We live in an age of information and “how-to do anything” tutorials lay at our fingertips.
If you’re looking to start a business online, there’s a massive amount of self-teaching content for you to consume produced by “teachers” that created said content, through the same means. To the point where, literally, anyone from any background might label themselves a “teacher.” We are disrupting the traditional educational system and creating our own economies through digital infoproducts. That said, when it comes to online business building, there’s a lot of bad advice out there.
Let me repeat: a lot of bad advice.
Can authors still make money selling WordPress themes?
In today’s episode, Jonathan Atkinson an Envato Exclusive Author, joins Devin and I to discuss the current state of affairs in the WordPress theme marketplace. Atkinson shares some deep insights into Envato’s recent corporate restructuring, impact of multipurpose themes, and progressive competition in the space.
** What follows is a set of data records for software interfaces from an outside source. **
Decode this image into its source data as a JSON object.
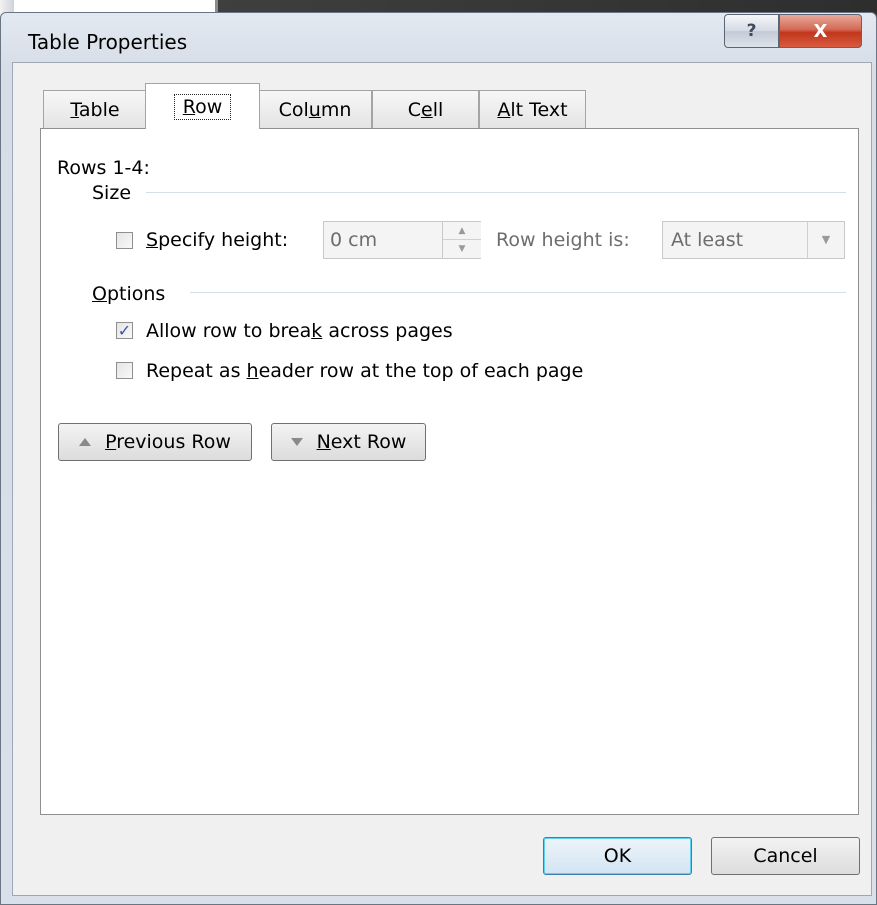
{
  "window": {
    "title": "Table Properties",
    "help_glyph": "?",
    "close_glyph": "X"
  },
  "tabs": [
    {
      "pre": "",
      "u": "T",
      "post": "able"
    },
    {
      "pre": "",
      "u": "R",
      "post": "ow"
    },
    {
      "pre": "Col",
      "u": "u",
      "post": "mn"
    },
    {
      "pre": "C",
      "u": "e",
      "post": "ll"
    },
    {
      "pre": "",
      "u": "A",
      "post": "lt Text"
    }
  ],
  "active_tab": "Row",
  "row_tab": {
    "rows_label": "Rows 1-4:",
    "size_section": "Size",
    "specify_height": {
      "u": "S",
      "rest": "pecify height:",
      "checked": false
    },
    "height_value": "0 cm",
    "row_height_is_label": "Row height is:",
    "row_height_mode": "At least",
    "options_section": {
      "u": "O",
      "rest": "ptions"
    },
    "allow_break": {
      "pre": "Allow row to brea",
      "u": "k",
      "post": " across pages",
      "checked": true
    },
    "repeat_header": {
      "pre": "Repeat as ",
      "u": "h",
      "post": "eader row at the top of each page",
      "checked": false
    },
    "prev_row": {
      "u": "P",
      "rest": "revious Row"
    },
    "next_row": {
      "u": "N",
      "rest": "ext Row"
    }
  },
  "footer": {
    "ok_label": "OK",
    "cancel_label": "Cancel"
  },
  "icons": {
    "check_glyph": "✓",
    "spin_up": "▲",
    "spin_down": "▼",
    "dropdown": "▼"
  }
}
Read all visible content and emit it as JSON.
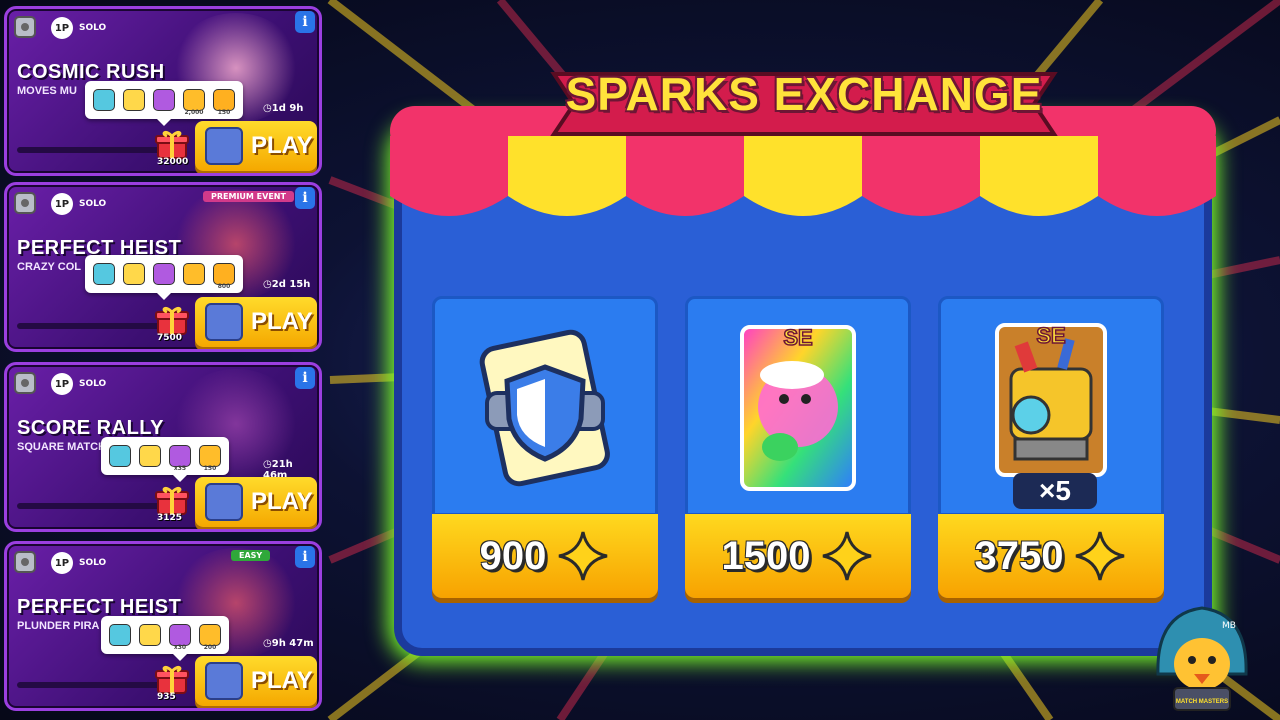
{
  "events": [
    {
      "title": "COSMIC RUSH",
      "subtitle": "MOVES MU",
      "players": "1P",
      "mode": "SOLO",
      "tag": "",
      "timer": "1d 9h",
      "rewards": [
        "",
        "",
        "",
        "2,000",
        "150"
      ],
      "milestone": "32000",
      "play_label": "PLAY",
      "info": "i"
    },
    {
      "title": "PERFECT HEIST",
      "subtitle": "CRAZY COL",
      "players": "1P",
      "mode": "SOLO",
      "tag": "PREMIUM EVENT",
      "timer": "2d 15h",
      "rewards": [
        "",
        "",
        "",
        "",
        "800"
      ],
      "milestone": "7500",
      "play_label": "PLAY",
      "info": "i"
    },
    {
      "title": "SCORE RALLY",
      "subtitle": "SQUARE MATCH",
      "players": "1P",
      "mode": "SOLO",
      "tag": "",
      "timer": "21h 46m",
      "rewards": [
        "",
        "",
        "x35",
        "150"
      ],
      "milestone": "3125",
      "play_label": "PLAY",
      "info": "i"
    },
    {
      "title": "PERFECT HEIST",
      "subtitle": "PLUNDER PIRA",
      "players": "1P",
      "mode": "SOLO",
      "tag": "EASY",
      "timer": "9h 47m",
      "rewards": [
        "",
        "",
        "x30",
        "200"
      ],
      "milestone": "935",
      "play_label": "PLAY",
      "info": "i"
    }
  ],
  "shop": {
    "title": "SPARKS EXCHANGE",
    "offers": [
      {
        "item": "shield-card",
        "price": "900",
        "multiplier": "",
        "badge": ""
      },
      {
        "item": "rainbow-character-card",
        "price": "1500",
        "multiplier": "",
        "badge": "SE"
      },
      {
        "item": "rainbow-train-card",
        "price": "3750",
        "multiplier": "×5",
        "badge": "SE"
      }
    ]
  },
  "avatar": {
    "badge": "MATCH MASTERS",
    "initials": "MB"
  },
  "colors": {
    "glow": "#7cff2a",
    "panel": "#2a5fd6",
    "price": "#f7b800",
    "awning_red": "#f2336a",
    "awning_yellow": "#ffe12b",
    "event_purple": "#6a1fa8"
  }
}
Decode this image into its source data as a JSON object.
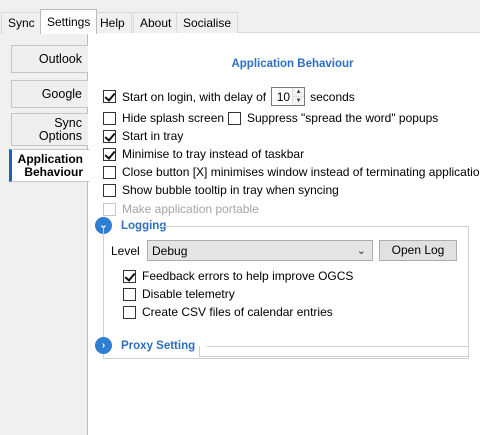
{
  "top_tabs": [
    "Sync",
    "Settings",
    "Help",
    "About",
    "Socialise"
  ],
  "side_tabs": {
    "outlook": "Outlook",
    "google": "Google",
    "sync_options_1": "Sync",
    "sync_options_2": "Options",
    "app_behaviour_1": "Application",
    "app_behaviour_2": "Behaviour"
  },
  "heading": "Application Behaviour",
  "options": {
    "start_on_login_prefix": "Start on login, with delay of",
    "start_on_login_delay": "10",
    "start_on_login_suffix": "seconds",
    "hide_splash": "Hide splash screen",
    "suppress_popups": "Suppress \"spread the word\" popups",
    "start_in_tray": "Start in tray",
    "minimise_to_tray": "Minimise to tray instead of taskbar",
    "close_button": "Close button [X] minimises window instead of terminating application",
    "bubble_tooltip": "Show bubble tooltip in tray when syncing",
    "portable": "Make application portable"
  },
  "logging": {
    "title": "Logging",
    "level_label": "Level",
    "level_value": "Debug",
    "open_log": "Open Log",
    "feedback": "Feedback errors to help improve OGCS",
    "telemetry": "Disable telemetry",
    "csv": "Create CSV files of calendar entries"
  },
  "proxy": {
    "title": "Proxy Setting"
  },
  "state": {
    "start_on_login": true,
    "hide_splash": false,
    "suppress_popups": false,
    "start_in_tray": true,
    "minimise_to_tray": true,
    "close_button": false,
    "bubble_tooltip": false,
    "portable": false,
    "feedback": true,
    "telemetry": false,
    "csv": false
  },
  "icons": {
    "expanded": "chevron-down-icon",
    "collapsed": "chevron-right-icon",
    "spin_up": "▲",
    "spin_down": "▼",
    "dropdown": "⌄",
    "chevron_down": "⌄",
    "chevron_right": "›"
  },
  "colors": {
    "accent": "#2e7ed3",
    "heading": "#2e6ec1",
    "active_tab_border": "#1b64b3"
  }
}
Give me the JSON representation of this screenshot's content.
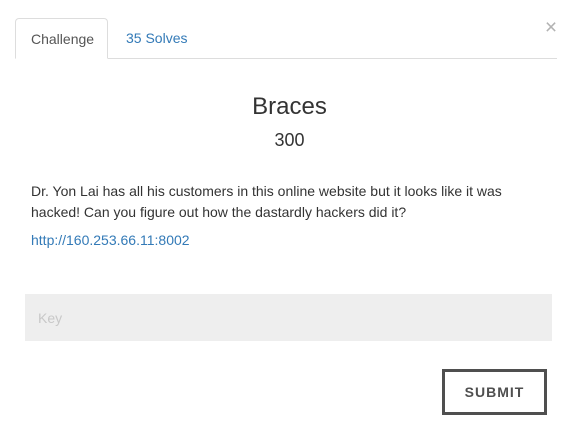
{
  "modal": {
    "close_symbol": "×",
    "close_icon": "close-icon"
  },
  "tabs": [
    {
      "label": "Challenge",
      "active": true
    },
    {
      "label": "35 Solves",
      "active": false
    }
  ],
  "challenge": {
    "name": "Braces",
    "points": "300",
    "description": "Dr. Yon Lai has all his customers in this online website but it looks like it was hacked! Can you figure out how the dastardly hackers did it?",
    "link": "http://160.253.66.11:8002"
  },
  "form": {
    "key_placeholder": "Key",
    "key_value": "",
    "submit_label": "SUBMIT"
  },
  "colors": {
    "link": "#337ab7",
    "input_bg": "#eeeeee",
    "button_border": "#4f4f4f",
    "close": "#b3b3b3"
  }
}
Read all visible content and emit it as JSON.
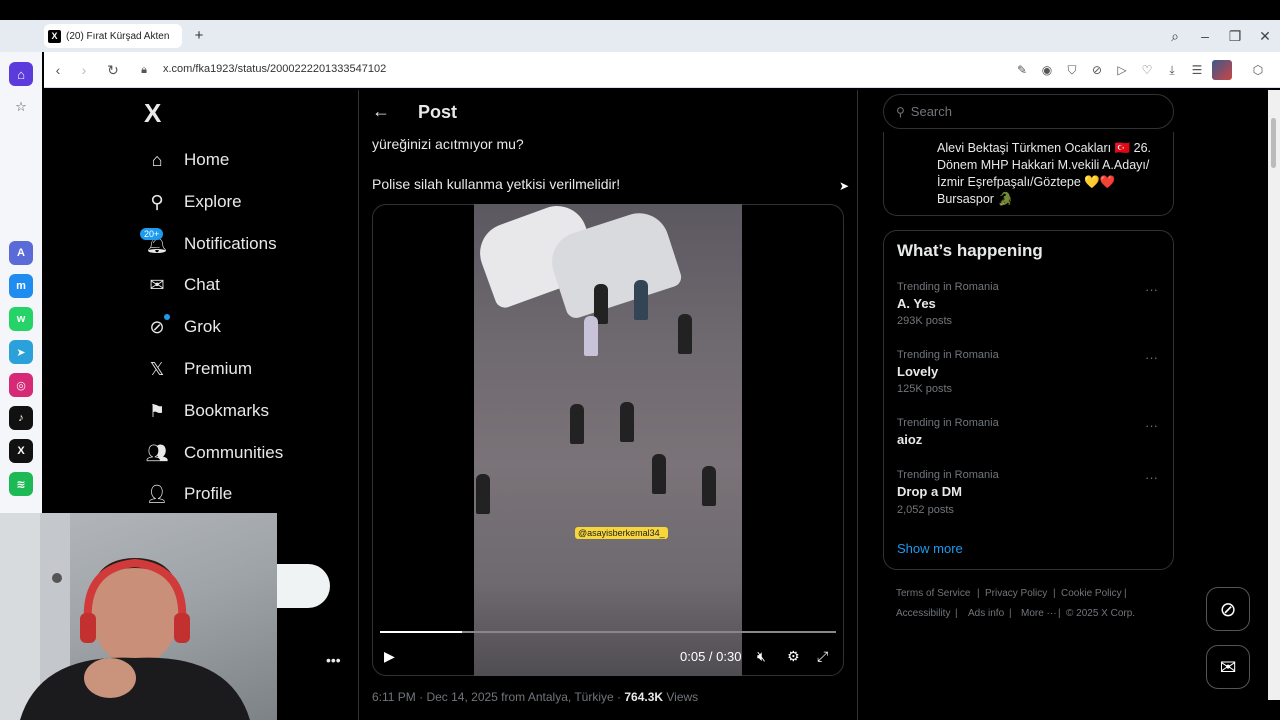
{
  "browser": {
    "tab_title": "(20) Fırat Kürşad Akten",
    "tab_favicon": "X",
    "url": "x.com/fka1923/status/2000222201333547102"
  },
  "nav": {
    "logo": "X",
    "items": [
      {
        "label": "Home",
        "icon": "home-icon"
      },
      {
        "label": "Explore",
        "icon": "search-icon"
      },
      {
        "label": "Notifications",
        "icon": "bell-icon"
      },
      {
        "label": "Chat",
        "icon": "mail-icon"
      },
      {
        "label": "Grok",
        "icon": "grok-icon"
      },
      {
        "label": "Premium",
        "icon": "x-icon"
      },
      {
        "label": "Bookmarks",
        "icon": "bookmark-icon"
      },
      {
        "label": "Communities",
        "icon": "people-icon"
      },
      {
        "label": "Profile",
        "icon": "person-icon"
      }
    ],
    "notification_badge": "20+"
  },
  "post": {
    "header_title": "Post",
    "text_line1": "yüreğinizi acıtmıyor mu?",
    "text_line2": "Polise silah kullanma yetkisi verilmelidir!",
    "video": {
      "watermark": "@asayisberkemal34_",
      "current_time": "0:05",
      "duration": "0:30",
      "time_display": "0:05 / 0:30",
      "progress": 0.18
    },
    "meta_prefix": "6:11 PM · Dec 14, 2025 from Antalya, Türkiye · ",
    "views_count": "764.3K",
    "views_label": " Views"
  },
  "sidebar": {
    "search_placeholder": "Search",
    "bio": "Alevi Bektaşi Türkmen Ocakları 🇹🇷 26. Dönem MHP Hakkari M.vekili A.Adayı/ İzmir Eşrefpaşalı/Göztepe 💛❤️ Bursaspor 🐊",
    "happening_title": "What’s happening",
    "trends": [
      {
        "context": "Trending in Romania",
        "name": "A. Yes",
        "count": "293K posts"
      },
      {
        "context": "Trending in Romania",
        "name": "Lovely",
        "count": "125K posts"
      },
      {
        "context": "Trending in Romania",
        "name": "aioz",
        "count": ""
      },
      {
        "context": "Trending in Romania",
        "name": "Drop a DM",
        "count": "2,052 posts"
      }
    ],
    "show_more": "Show more",
    "footer": {
      "terms": "Terms of Service",
      "privacy": "Privacy Policy",
      "cookie": "Cookie Policy",
      "accessibility": "Accessibility",
      "ads": "Ads info",
      "more": "More ···",
      "copyright": "© 2025 X Corp."
    }
  },
  "colors": {
    "accent": "#1d9bf0",
    "background": "#000000",
    "text": "#e7e9ea",
    "muted": "#71767b",
    "border": "#2f3336"
  }
}
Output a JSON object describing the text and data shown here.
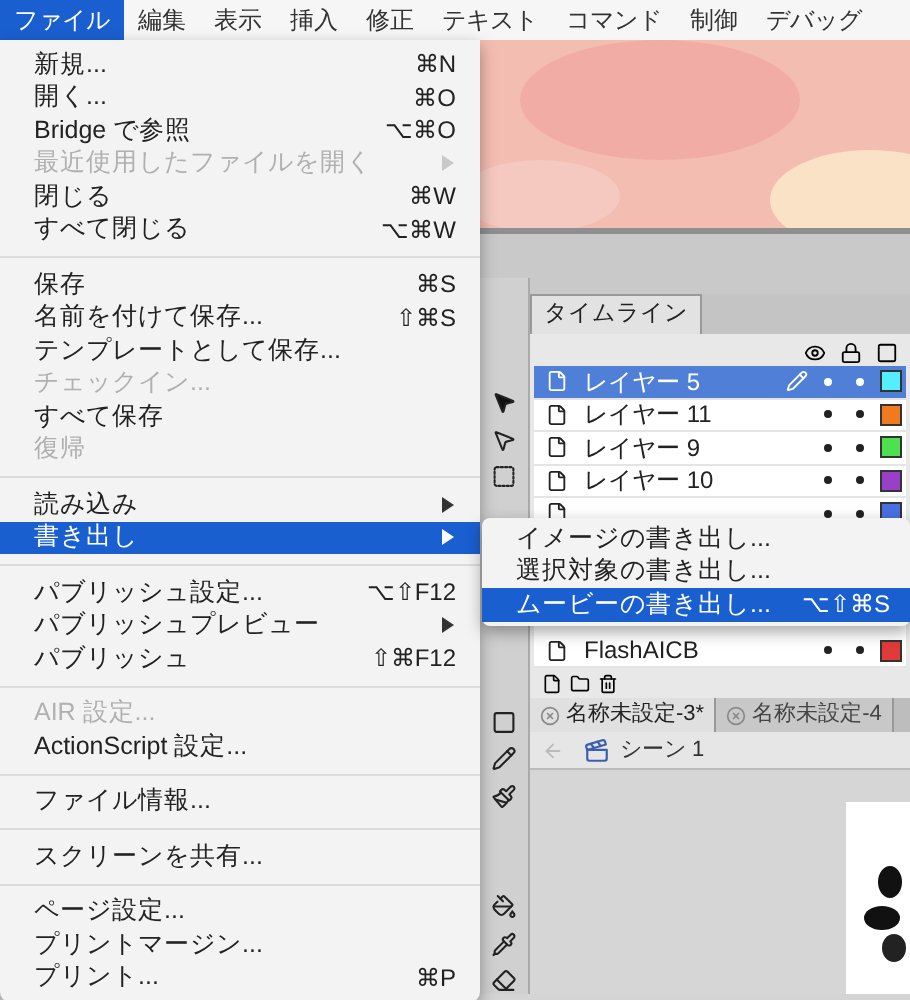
{
  "menubar": [
    {
      "label": "ファイル",
      "selected": true
    },
    {
      "label": "編集",
      "selected": false
    },
    {
      "label": "表示",
      "selected": false
    },
    {
      "label": "挿入",
      "selected": false
    },
    {
      "label": "修正",
      "selected": false
    },
    {
      "label": "テキスト",
      "selected": false
    },
    {
      "label": "コマンド",
      "selected": false
    },
    {
      "label": "制御",
      "selected": false
    },
    {
      "label": "デバッグ",
      "selected": false
    }
  ],
  "file_menu": {
    "sections": [
      [
        {
          "label": "新規...",
          "shortcut": "⌘N",
          "disabled": false,
          "submenu": false,
          "selected": false
        },
        {
          "label": "開く...",
          "shortcut": "⌘O",
          "disabled": false,
          "submenu": false,
          "selected": false
        },
        {
          "label": "Bridge で参照",
          "shortcut": "⌥⌘O",
          "disabled": false,
          "submenu": false,
          "selected": false
        },
        {
          "label": "最近使用したファイルを開く",
          "disabled": true,
          "submenu": true,
          "selected": false
        },
        {
          "label": "閉じる",
          "shortcut": "⌘W",
          "disabled": false,
          "submenu": false,
          "selected": false
        },
        {
          "label": "すべて閉じる",
          "shortcut": "⌥⌘W",
          "disabled": false,
          "submenu": false,
          "selected": false
        }
      ],
      [
        {
          "label": "保存",
          "shortcut": "⌘S",
          "disabled": false,
          "submenu": false,
          "selected": false
        },
        {
          "label": "名前を付けて保存...",
          "shortcut": "⇧⌘S",
          "disabled": false,
          "submenu": false,
          "selected": false
        },
        {
          "label": "テンプレートとして保存...",
          "disabled": false,
          "submenu": false,
          "selected": false
        },
        {
          "label": "チェックイン...",
          "disabled": true,
          "submenu": false,
          "selected": false
        },
        {
          "label": "すべて保存",
          "disabled": false,
          "submenu": false,
          "selected": false
        },
        {
          "label": "復帰",
          "disabled": true,
          "submenu": false,
          "selected": false
        }
      ],
      [
        {
          "label": "読み込み",
          "disabled": false,
          "submenu": true,
          "selected": false
        },
        {
          "label": "書き出し",
          "disabled": false,
          "submenu": true,
          "selected": true
        }
      ],
      [
        {
          "label": "パブリッシュ設定...",
          "shortcut": "⌥⇧F12",
          "disabled": false,
          "submenu": false,
          "selected": false
        },
        {
          "label": "パブリッシュプレビュー",
          "disabled": false,
          "submenu": true,
          "selected": false
        },
        {
          "label": "パブリッシュ",
          "shortcut": "⇧⌘F12",
          "disabled": false,
          "submenu": false,
          "selected": false
        }
      ],
      [
        {
          "label": "AIR 設定...",
          "disabled": true,
          "submenu": false,
          "selected": false
        },
        {
          "label": "ActionScript 設定...",
          "disabled": false,
          "submenu": false,
          "selected": false
        }
      ],
      [
        {
          "label": "ファイル情報...",
          "disabled": false,
          "submenu": false,
          "selected": false
        }
      ],
      [
        {
          "label": "スクリーンを共有...",
          "disabled": false,
          "submenu": false,
          "selected": false
        }
      ],
      [
        {
          "label": "ページ設定...",
          "disabled": false,
          "submenu": false,
          "selected": false
        },
        {
          "label": "プリントマージン...",
          "disabled": false,
          "submenu": false,
          "selected": false
        },
        {
          "label": "プリント...",
          "shortcut": "⌘P",
          "disabled": false,
          "submenu": false,
          "selected": false
        }
      ]
    ]
  },
  "export_submenu": [
    {
      "label": "イメージの書き出し...",
      "selected": false
    },
    {
      "label": "選択対象の書き出し...",
      "selected": false
    },
    {
      "label": "ムービーの書き出し...",
      "shortcut": "⌥⇧⌘S",
      "selected": true
    }
  ],
  "timeline": {
    "title": "タイムライン",
    "layers": [
      {
        "name": "レイヤー 5",
        "selected": true,
        "editing": true,
        "color": "#55eeff"
      },
      {
        "name": "レイヤー 11",
        "selected": false,
        "editing": false,
        "color": "#f07a20"
      },
      {
        "name": "レイヤー 9",
        "selected": false,
        "editing": false,
        "color": "#4fe04f"
      },
      {
        "name": "レイヤー 10",
        "selected": false,
        "editing": false,
        "color": "#9a3fc8"
      },
      {
        "selected": false,
        "editing": false,
        "color": "#4a6fe0"
      }
    ],
    "bottom_layer": {
      "name": "FlashAICB",
      "selected": false,
      "editing": false,
      "color": "#e03a3a"
    }
  },
  "doc_tabs": [
    {
      "label": "名称未設定-3*",
      "selected": true
    },
    {
      "label": "名称未設定-4",
      "selected": false
    }
  ],
  "scene": "シーン 1"
}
The following conversation is made available to help agency owners and clients understand the importance of running a profitable web project. If you’re an agency, this can help start the conversation with your clients. If you’re seeking to hire someone, this is a great primer to work with one another.
Thanks for inquiring about your project!
We love launching new and engaging projects for our customers. Each project is an opportunity to bring your vision to life, and help you reach the goals you’re striving for. Soon, we’ll start to discuss 90% of our client’s concern: Cost.
Before we get there, we need to discuss how to run a profitable project for both of us. As much as we all hope to repurpose existing technology or off-the-shelf designs, we must realize that your idea is unique to you and your goals. That is to say, we don’t have a cookie-cutter solution that we can simply plug in for you. We’ll need to properly plan, outline goals, and do the work to make it a real success.
You probably couldn’t throw a stone without hitting another boutique agency. We recognize this as our opportunity to gain your trust and develop a relationship, because in a world where you can hire a developer for $5, we deeply value your business. Most custom projects go beyond 90 days, especially if you need support, so reassuring trust for both parties (you and I) is paramount. We’ll be working together for a while!
We have a great team and an amazing process, and we will work tirelessly together to reach your goals; but before we begin, I want you to meet someone:
Hello, my name is Profit. How can I help?
Rachel Carden is a web developer & designer within the student affairs division at the University of Alabama. Carden is also the driving force behind the latest WordPress conference, WPCampus. In today’s episode, we discuss the different challenges of managing web projects at large universities and the challenges that come with starting a new community movement. The insights shared in this episode will help WordPress consultants and community organizers alike.
Does real marketing in the WordPress product space exist?
For the past few weeks, I’ve been chatting with other plugin and theme shop owners and asking what their marketing strategy looks like.
• Do you have a paid marketing position at the company?
• Do you have a set budget to spend?
• Have you defined a target market for your product?
The responses have been disappointing. Most owners I talk to aren’t really pursuing marketing with a plan or goal in mind.
I can only assume what the most common factor is: money. The majority of WordPress product companies aren’t making enough money to hire full-time marketing professionals to create engaging campaigns that grow an audience and increase sales. I stress engaging because I’m looking for something more than the occasional blog post or boosted Facebook ad.
In this article, we’ll explore some of the companies — big and small — that are doing things right, and how you can use their tactics to aid in the marketing of your own product business.
How do publishers make money online?
If you frequent the average WordPress news-y property, it goes like this:
- Paid/Network ads
- Sponsored reviews
- Affiliate links
Few WordPress publishers have an actual product for sale to generate their revenue. The alternative? Pump out content littered with affiliate links and network ads — even if it conflicts with the content a visitor is currently reading. From what I’ve gathered (no, I haven’t fully investigated this) the latter does quite well. Good on them — you’ve got a nice cash machine.
However, at the end of the day, this content is exhausting.
I can only read so many listicals and top free themes for the <month><year>. A place where sponsored reviews are quickly becoming just a thin overview of what happens next when clicking ‘activate’ more than a full-on review for the curious reader. Oh, also, your recommendation? It always ends with: maybe.
I get it. Supply and demand. We’re not playing with big money. Passive income.
…but, we can do better.